Stored data entries
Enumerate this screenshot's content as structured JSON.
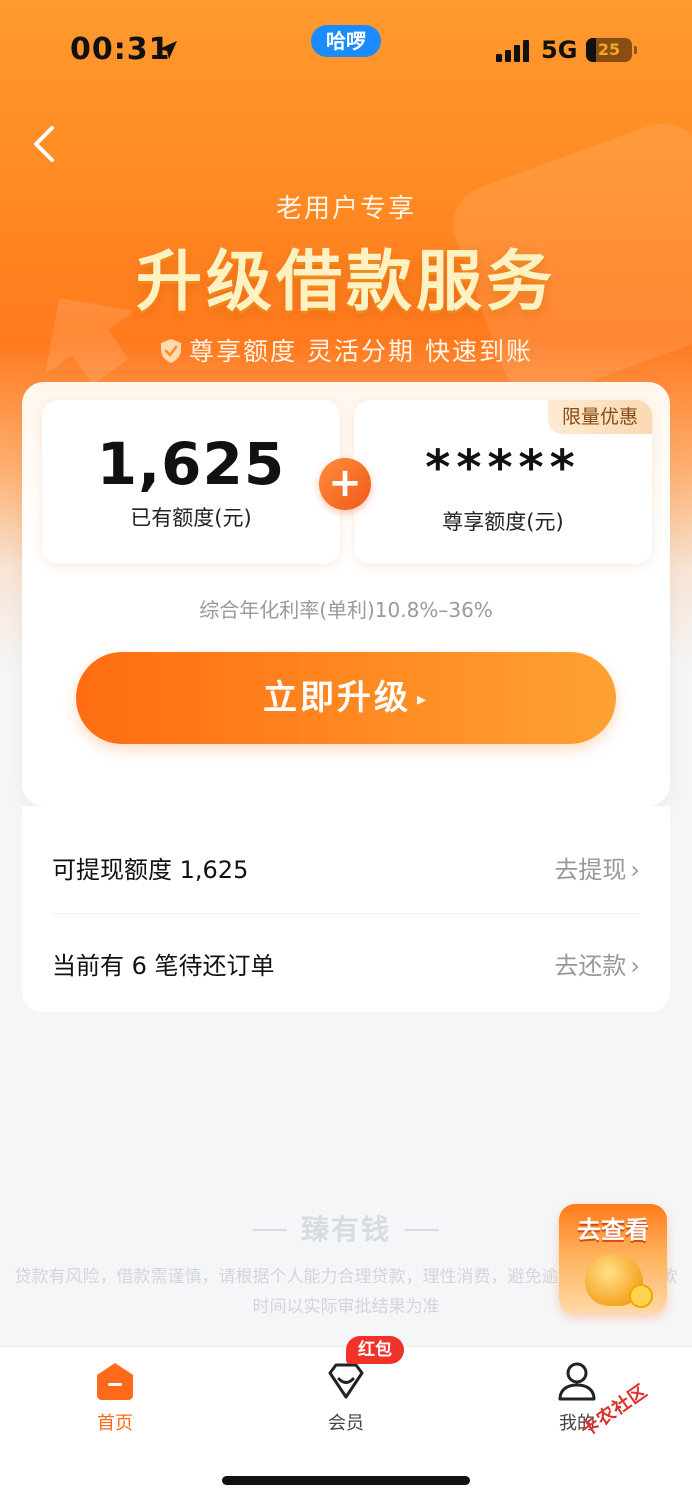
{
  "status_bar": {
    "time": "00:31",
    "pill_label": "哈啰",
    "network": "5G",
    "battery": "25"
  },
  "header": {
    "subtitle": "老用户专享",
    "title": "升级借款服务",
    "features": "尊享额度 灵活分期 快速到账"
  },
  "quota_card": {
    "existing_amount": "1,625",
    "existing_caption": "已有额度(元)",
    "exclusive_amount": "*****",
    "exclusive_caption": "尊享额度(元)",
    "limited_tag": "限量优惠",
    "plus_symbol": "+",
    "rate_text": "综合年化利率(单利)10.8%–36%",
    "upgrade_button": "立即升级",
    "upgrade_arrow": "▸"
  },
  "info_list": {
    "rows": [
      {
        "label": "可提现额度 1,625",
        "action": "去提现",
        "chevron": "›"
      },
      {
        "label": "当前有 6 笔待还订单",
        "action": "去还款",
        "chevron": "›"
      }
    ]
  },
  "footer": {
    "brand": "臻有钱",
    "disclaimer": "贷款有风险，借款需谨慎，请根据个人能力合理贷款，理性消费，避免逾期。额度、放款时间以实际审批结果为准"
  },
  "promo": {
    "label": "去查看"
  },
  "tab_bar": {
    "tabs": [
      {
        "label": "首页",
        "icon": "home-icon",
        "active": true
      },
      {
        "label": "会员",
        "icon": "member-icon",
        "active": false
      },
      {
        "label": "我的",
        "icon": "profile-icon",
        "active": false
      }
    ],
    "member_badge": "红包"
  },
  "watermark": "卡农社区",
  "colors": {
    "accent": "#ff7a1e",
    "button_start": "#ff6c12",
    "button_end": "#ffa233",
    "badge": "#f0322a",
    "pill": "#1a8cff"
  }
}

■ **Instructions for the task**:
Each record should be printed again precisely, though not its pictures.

■ **Response for this exercise**:
Enumerate this screenshot's content as structured JSON.
{
  "status_bar": {
    "time": "00:31",
    "pill_label": "哈啰",
    "network": "5G",
    "battery": "25"
  },
  "header": {
    "subtitle": "老用户专享",
    "title": "升级借款服务",
    "features": "尊享额度 灵活分期 快速到账"
  },
  "quota_card": {
    "existing_amount": "1,625",
    "existing_caption": "已有额度(元)",
    "exclusive_amount": "*****",
    "exclusive_caption": "尊享额度(元)",
    "limited_tag": "限量优惠",
    "plus_symbol": "+",
    "rate_text": "综合年化利率(单利)10.8%–36%",
    "upgrade_button": "立即升级",
    "upgrade_arrow": "▸"
  },
  "info_list": {
    "rows": [
      {
        "label": "可提现额度 1,625",
        "action": "去提现",
        "chevron": "›"
      },
      {
        "label": "当前有 6 笔待还订单",
        "action": "去还款",
        "chevron": "›"
      }
    ]
  },
  "footer": {
    "brand": "臻有钱",
    "disclaimer": "贷款有风险，借款需谨慎，请根据个人能力合理贷款，理性消费，避免逾期。额度、放款时间以实际审批结果为准"
  },
  "promo": {
    "label": "去查看"
  },
  "tab_bar": {
    "tabs": [
      {
        "label": "首页",
        "icon": "home-icon",
        "active": true
      },
      {
        "label": "会员",
        "icon": "member-icon",
        "active": false
      },
      {
        "label": "我的",
        "icon": "profile-icon",
        "active": false
      }
    ],
    "member_badge": "红包"
  },
  "watermark": "卡农社区",
  "colors": {
    "accent": "#ff7a1e",
    "button_start": "#ff6c12",
    "button_end": "#ffa233",
    "badge": "#f0322a",
    "pill": "#1a8cff"
  }
}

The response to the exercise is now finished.